A dance between dogs and humans through jumps, tunnels, A-frames, dog walks, teeter totters and the infamous weave poles. OK, the dogs do the obstacles but the humans guide them through the courses in a well coordinated dance of team work. Agility is a sport that requires (and builds) communication and teamwork between dogs and humans. It is a sport that can be enjoyed as backyard fun or taken to the highest level of competition.
How do skijorers stay fit in the summer? Cani-Cross! This sport is the dry-land form of skijoring. Using virtually the same equipment as skijoring (belt, bungee line and harness) the dog pulls while their human runs or hikes behind. Cani-Cross is also a great way to prepare for skijoring in the winter. It is an easy way to start to become comfortable with the equipment and train the commands BEFORE you add the skis into the mix!
One of the fastest growing dog sports in the past few years has been Rally. Rally puts some fun and challenge into basic obedience and encourages dog/human teamwork. As a sport, it is a judged obedience competition but done similar to an agility course. There are no obstacles (except for a jump at upper levels of competition). However, the dog/human team must smoothly maneuver their way through a series of stations through a set course. Each station requires the successful completion of an obedience command. All must be accomplished on a loose lead at novice levels or no lead at advanced levels. Teams are judged not only on the execution of the maneuvers, but on the teamwork demonstrated. This sport is a lighter take on formal obedience competitions.
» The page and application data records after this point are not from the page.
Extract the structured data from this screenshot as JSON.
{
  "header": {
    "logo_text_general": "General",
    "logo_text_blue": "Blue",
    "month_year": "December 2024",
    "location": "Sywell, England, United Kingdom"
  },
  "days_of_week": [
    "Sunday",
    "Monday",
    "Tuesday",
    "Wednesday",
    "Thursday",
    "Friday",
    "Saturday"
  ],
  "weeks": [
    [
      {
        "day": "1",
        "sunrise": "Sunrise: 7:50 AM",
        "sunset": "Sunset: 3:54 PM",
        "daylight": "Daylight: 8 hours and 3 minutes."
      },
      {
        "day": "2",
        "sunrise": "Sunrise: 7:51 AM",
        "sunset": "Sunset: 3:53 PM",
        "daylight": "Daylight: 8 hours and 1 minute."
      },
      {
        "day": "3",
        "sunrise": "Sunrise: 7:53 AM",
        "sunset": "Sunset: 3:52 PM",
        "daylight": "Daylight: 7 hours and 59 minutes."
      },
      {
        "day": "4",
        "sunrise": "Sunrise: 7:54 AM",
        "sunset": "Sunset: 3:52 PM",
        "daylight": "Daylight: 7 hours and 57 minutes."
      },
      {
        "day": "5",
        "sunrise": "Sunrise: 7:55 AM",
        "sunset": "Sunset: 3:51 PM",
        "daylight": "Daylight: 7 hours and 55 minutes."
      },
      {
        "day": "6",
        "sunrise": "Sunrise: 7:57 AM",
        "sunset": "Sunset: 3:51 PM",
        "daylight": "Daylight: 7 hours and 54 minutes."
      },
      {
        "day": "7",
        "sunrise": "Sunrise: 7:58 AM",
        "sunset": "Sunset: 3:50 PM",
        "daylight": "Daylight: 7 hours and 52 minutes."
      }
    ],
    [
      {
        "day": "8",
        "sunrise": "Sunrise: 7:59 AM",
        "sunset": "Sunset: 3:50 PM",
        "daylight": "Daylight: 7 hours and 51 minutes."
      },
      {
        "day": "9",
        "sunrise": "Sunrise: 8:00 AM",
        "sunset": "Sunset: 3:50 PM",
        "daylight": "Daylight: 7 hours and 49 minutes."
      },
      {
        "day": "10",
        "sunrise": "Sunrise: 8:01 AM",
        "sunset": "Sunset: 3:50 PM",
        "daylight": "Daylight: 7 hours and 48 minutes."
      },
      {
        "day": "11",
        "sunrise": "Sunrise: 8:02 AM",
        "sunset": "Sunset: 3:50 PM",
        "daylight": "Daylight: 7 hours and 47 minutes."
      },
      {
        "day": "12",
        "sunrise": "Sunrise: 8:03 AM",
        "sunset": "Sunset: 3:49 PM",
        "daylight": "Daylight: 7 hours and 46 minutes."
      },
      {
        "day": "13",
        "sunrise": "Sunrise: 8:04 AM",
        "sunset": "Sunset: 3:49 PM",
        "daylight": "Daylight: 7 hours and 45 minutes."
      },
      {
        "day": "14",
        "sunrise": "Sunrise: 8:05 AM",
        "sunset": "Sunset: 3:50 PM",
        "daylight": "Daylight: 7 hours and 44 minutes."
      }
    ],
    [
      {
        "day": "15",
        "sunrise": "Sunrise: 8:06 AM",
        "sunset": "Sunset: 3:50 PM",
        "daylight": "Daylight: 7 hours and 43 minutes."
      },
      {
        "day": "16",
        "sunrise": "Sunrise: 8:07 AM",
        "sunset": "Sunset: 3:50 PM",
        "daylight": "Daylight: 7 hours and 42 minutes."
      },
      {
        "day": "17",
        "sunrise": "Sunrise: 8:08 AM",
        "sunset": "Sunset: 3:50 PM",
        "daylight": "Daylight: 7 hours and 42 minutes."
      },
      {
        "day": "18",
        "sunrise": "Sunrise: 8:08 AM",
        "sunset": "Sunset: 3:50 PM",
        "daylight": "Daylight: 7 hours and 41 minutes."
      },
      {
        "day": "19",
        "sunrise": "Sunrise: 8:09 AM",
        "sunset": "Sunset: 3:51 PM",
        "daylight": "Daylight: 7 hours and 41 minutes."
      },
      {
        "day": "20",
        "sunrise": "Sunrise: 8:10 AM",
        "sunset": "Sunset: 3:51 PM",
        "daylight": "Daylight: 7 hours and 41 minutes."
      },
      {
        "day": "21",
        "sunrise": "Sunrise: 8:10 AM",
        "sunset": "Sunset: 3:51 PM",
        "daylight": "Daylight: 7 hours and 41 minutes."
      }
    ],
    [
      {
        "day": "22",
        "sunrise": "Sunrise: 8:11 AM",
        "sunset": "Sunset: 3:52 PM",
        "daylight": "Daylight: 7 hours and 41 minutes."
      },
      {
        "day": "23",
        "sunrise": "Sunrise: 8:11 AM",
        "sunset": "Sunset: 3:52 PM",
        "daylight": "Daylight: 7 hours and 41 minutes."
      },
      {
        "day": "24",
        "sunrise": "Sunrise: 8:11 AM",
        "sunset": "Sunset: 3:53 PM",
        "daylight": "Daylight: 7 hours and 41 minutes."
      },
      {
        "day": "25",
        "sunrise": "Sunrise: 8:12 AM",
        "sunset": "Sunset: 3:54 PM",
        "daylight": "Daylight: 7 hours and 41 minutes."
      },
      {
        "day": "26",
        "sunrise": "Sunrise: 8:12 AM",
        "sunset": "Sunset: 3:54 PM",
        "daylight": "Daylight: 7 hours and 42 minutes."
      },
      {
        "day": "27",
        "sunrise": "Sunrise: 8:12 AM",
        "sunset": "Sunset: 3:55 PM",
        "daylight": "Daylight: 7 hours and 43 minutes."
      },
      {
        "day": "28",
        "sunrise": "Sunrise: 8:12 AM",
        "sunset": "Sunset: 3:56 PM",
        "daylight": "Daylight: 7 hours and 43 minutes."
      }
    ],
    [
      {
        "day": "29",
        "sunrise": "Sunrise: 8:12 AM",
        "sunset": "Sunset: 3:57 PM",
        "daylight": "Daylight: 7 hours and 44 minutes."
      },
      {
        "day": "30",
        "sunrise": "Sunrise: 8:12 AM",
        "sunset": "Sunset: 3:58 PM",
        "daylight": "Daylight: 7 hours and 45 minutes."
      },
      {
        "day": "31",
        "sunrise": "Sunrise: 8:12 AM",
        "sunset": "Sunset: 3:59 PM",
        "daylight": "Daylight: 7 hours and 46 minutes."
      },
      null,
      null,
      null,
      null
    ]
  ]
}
Even if you are not interested in competition, Rally is a fun way to practice obedience as well as a great preparation for teams wanting to do agility.